▶ _Task goal_: The job is to find each line in the entries holding the string "true" and copy that line.

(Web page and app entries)
■ ■ ■ ■ ■
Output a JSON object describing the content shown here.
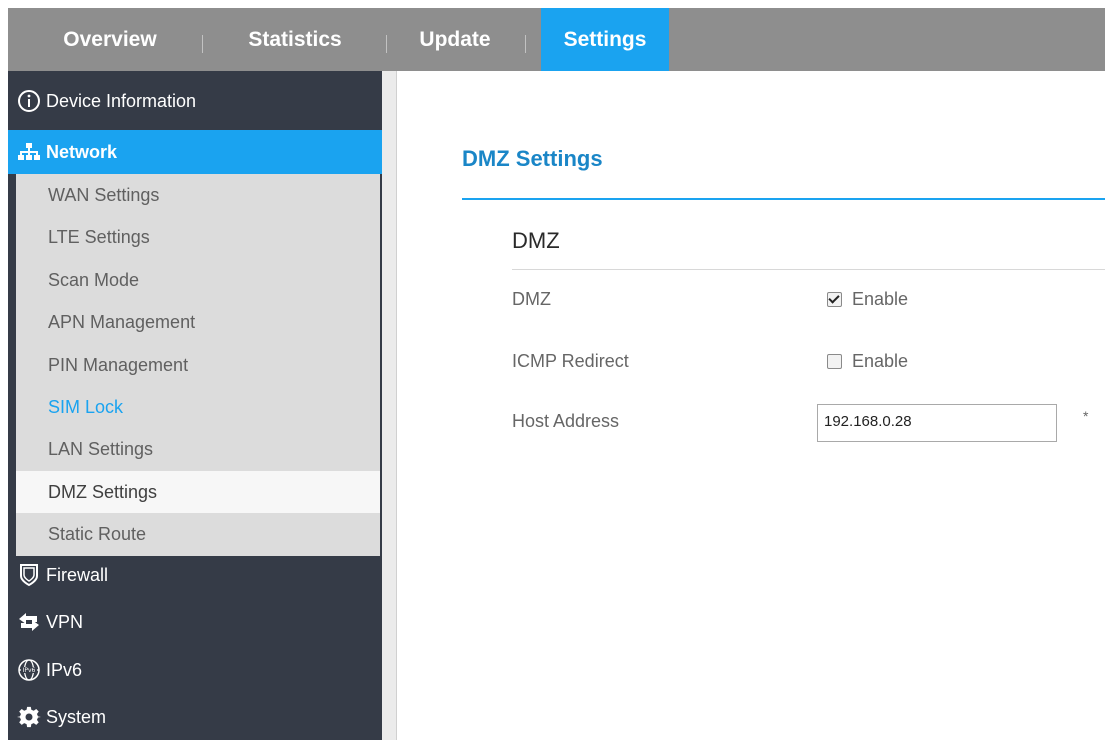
{
  "tabs": [
    {
      "label": "Overview"
    },
    {
      "label": "Statistics"
    },
    {
      "label": "Update"
    },
    {
      "label": "Settings"
    }
  ],
  "sidebar": {
    "device_info": "Device Information",
    "network": "Network",
    "network_sub": [
      "WAN Settings",
      "LTE Settings",
      "Scan Mode",
      "APN Management",
      "PIN Management",
      "SIM Lock",
      "LAN Settings",
      "DMZ Settings",
      "Static Route"
    ],
    "firewall": "Firewall",
    "vpn": "VPN",
    "ipv6": "IPv6",
    "system": "System"
  },
  "main": {
    "page_title": "DMZ Settings",
    "section_title": "DMZ",
    "dmz_label": "DMZ",
    "dmz_enable_label": "Enable",
    "dmz_enabled": true,
    "icmp_label": "ICMP Redirect",
    "icmp_enable_label": "Enable",
    "icmp_enabled": false,
    "host_label": "Host Address",
    "host_value": "192.168.0.28",
    "required_mark": "*"
  },
  "colors": {
    "accent": "#1aa3f0",
    "topbar": "#8e8e8e",
    "sidebar": "#353b47",
    "submenu": "#dcdcdc"
  }
}
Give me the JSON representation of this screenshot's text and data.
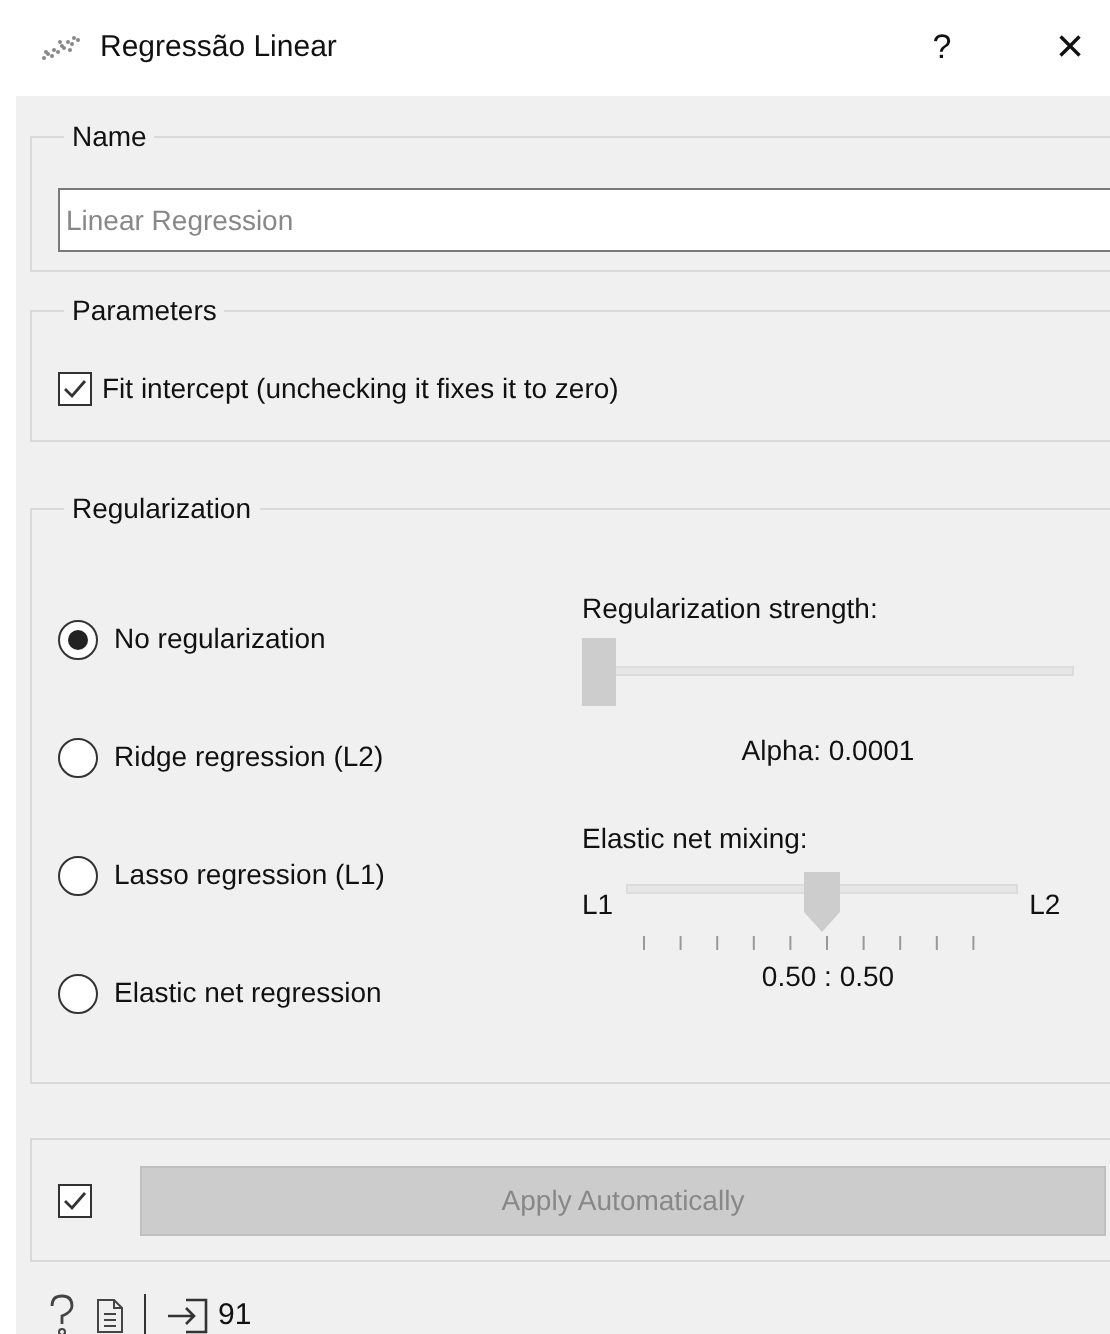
{
  "window": {
    "title": "Regressão Linear",
    "help": "?",
    "close": "×"
  },
  "name_group": {
    "title": "Name",
    "field": {
      "placeholder": "Linear Regression"
    }
  },
  "parameters": {
    "title": "Parameters",
    "fit_intercept": {
      "label": "Fit intercept (unchecking it fixes it to zero)",
      "checked": true
    }
  },
  "regularization": {
    "title": "Regularization",
    "options": [
      {
        "label": "No regularization",
        "selected": true
      },
      {
        "label": "Ridge regression (L2)",
        "selected": false
      },
      {
        "label": "Lasso regression (L1)",
        "selected": false
      },
      {
        "label": "Elastic net regression",
        "selected": false
      }
    ],
    "strength": {
      "label": "Regularization strength:",
      "level": 0,
      "reading": "Alpha: 0.0001"
    },
    "mixing": {
      "label": "Elastic net mixing:",
      "left": "L1",
      "right": "L2",
      "level": 0.5,
      "reading": "0.50 : 0.50"
    }
  },
  "apply": {
    "checked": true,
    "button": "Apply Automatically",
    "disabled": true
  },
  "status_bar": {
    "count": "91"
  }
}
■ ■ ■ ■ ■
▶ _Result of this task_:
    "dmz_enabled": true,
      "checked": true
        "selected": true
    "checked": true,
    "disabled": true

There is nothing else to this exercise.